Alex Sanchez, 3, is surrounded by teammates as she watches a video before being proposed to by boyfriend Chris Helmage after Saturday’s game at the Walter Pyramid.

Tears were shed after Saturday’s game against Cal Poly, but it wasn’t because the 49ers lost in overtime.

Long Beach State fell to the Mustangs, 107-102, in its first 100-point game in eight years, but the mood quickly turned positive as guard Alex Sanchez accepted a marriage proposal at half court after the game.

The game itself certainly lived up to its high expectations given that the reigning Big West Champs were in town with the dynamic Cal Poly lineup that yields two of the top three scorers in the Big West: Molly Schlemer (18.6) and Ariana Elegado (17.5).

The 49ers lose to Cal Poly in overtime, but the evening ends on a positive note as guard Alex Sanchez gets engaged.

49ers’ comeback effort falls short in loss at UC Davis

DAVIS, Calif. – The Long Beach State women’s basketball team was forced to come from behind for a second time in as many games this week, but the final result yielded a different outcome as it lost to UC Davis, 63-60.

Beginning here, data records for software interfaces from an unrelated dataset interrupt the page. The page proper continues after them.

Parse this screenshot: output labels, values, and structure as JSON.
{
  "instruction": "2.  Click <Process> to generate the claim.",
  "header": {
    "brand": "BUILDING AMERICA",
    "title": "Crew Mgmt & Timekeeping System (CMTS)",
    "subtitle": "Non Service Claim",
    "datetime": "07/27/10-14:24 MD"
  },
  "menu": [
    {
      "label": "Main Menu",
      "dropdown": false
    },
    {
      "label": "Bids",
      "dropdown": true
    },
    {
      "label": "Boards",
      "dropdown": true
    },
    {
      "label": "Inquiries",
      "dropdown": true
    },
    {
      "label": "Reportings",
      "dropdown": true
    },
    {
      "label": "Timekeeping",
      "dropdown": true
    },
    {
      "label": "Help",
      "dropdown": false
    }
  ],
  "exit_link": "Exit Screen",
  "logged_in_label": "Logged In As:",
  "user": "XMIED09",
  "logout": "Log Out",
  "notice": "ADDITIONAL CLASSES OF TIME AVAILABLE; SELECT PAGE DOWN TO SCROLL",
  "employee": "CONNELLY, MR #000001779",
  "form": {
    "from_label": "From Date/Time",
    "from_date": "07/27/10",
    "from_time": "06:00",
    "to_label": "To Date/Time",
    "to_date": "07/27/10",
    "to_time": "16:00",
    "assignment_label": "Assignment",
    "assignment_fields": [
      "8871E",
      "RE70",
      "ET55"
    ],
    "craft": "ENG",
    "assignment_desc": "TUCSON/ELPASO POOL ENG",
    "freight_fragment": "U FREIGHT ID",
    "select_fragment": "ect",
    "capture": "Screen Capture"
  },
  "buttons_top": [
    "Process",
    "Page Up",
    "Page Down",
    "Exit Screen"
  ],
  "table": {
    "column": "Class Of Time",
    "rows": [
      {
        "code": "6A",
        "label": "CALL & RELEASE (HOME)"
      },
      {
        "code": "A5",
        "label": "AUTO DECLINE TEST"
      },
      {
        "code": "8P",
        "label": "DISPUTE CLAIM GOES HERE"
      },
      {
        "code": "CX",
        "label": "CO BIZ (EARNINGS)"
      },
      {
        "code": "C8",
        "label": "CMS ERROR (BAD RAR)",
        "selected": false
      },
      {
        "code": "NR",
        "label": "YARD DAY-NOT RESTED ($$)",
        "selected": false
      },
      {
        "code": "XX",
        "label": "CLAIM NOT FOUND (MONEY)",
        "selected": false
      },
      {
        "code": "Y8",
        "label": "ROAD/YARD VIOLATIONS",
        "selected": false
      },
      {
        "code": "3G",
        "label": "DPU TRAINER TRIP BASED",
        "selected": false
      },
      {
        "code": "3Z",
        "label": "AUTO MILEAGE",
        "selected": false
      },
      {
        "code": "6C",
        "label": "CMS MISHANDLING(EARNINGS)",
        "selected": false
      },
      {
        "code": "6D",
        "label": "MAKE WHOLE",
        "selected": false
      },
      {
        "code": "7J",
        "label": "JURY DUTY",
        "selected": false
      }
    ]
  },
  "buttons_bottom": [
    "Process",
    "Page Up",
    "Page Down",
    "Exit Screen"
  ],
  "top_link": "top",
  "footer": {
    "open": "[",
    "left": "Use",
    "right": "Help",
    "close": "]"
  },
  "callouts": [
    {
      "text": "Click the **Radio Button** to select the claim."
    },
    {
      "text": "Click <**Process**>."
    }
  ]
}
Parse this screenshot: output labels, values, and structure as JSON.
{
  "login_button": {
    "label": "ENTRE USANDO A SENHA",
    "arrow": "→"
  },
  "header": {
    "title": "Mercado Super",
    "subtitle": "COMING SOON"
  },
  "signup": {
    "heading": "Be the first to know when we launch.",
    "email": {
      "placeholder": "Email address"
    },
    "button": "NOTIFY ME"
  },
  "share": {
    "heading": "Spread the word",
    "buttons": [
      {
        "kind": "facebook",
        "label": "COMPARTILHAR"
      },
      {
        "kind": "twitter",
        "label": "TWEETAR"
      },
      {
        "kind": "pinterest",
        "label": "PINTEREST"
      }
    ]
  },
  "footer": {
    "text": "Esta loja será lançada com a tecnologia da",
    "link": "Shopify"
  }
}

Unlike the game against UC Irvine on Thursday, the 49ers were unable to extend their lead to anything of significance because of a rough night shooting and an inability to establish themselves at the free throw line.

However, despite the rough night on offense in which the 49ers shot just 35.6 percent compared to the Aggies 44.2 percent, The Beach was presented with multiple chances to take the game late thanks to a healthy combination of good team defense and unforced turnovers by UC Davis.

“We dug ourselves into a hole, and they played really well in the first half,” head coach Jody Wynn said. “We were able to recover on defense in the second half and our presses were really good.”

With about eight minutes left in in the first half, a rare four-point play by Idit Oryon sparked a 17-2 run for the Aggies and would eventually hold a 39-28 advantage at the half.

Long Beach State has a chance to send the game into overtime, but missed threes leads to a 63-60 loss. 

49er women use late runs to force overtime, beat UC Irvine

Basketball is a game of runs. For the Long Beach State women’s basketball team, it made runs when it mattered most Thursday afternoon, winning 84-75 over UC Irvine.

The black and blue rivalry game certainly fit the billing as LBSU beached the Anteaters in overtime after the 49ers made an 11-2 run to force the extra period.

With 3:30 left on the clock in the second half and the momentum in UC Irvine’s possession, the ‘Niners not only established a run to force the game to overtime, but also continued that run into overtime. A Jade Wilson jumper sparked a 12-3 run that led to the nine-point victory in both teams’ Big West opener.

Not only were their runs impressive on the offensive end, the ‘Niners made stops when they needed to and held UCI without a field goal in the final five minutes. “We didn’t quit,” head coach Jody Wynn said. “We made big plays and got big stops as time was winding down in regulation.”

Long Beach State comes back to beat the Anteaters, 84-75.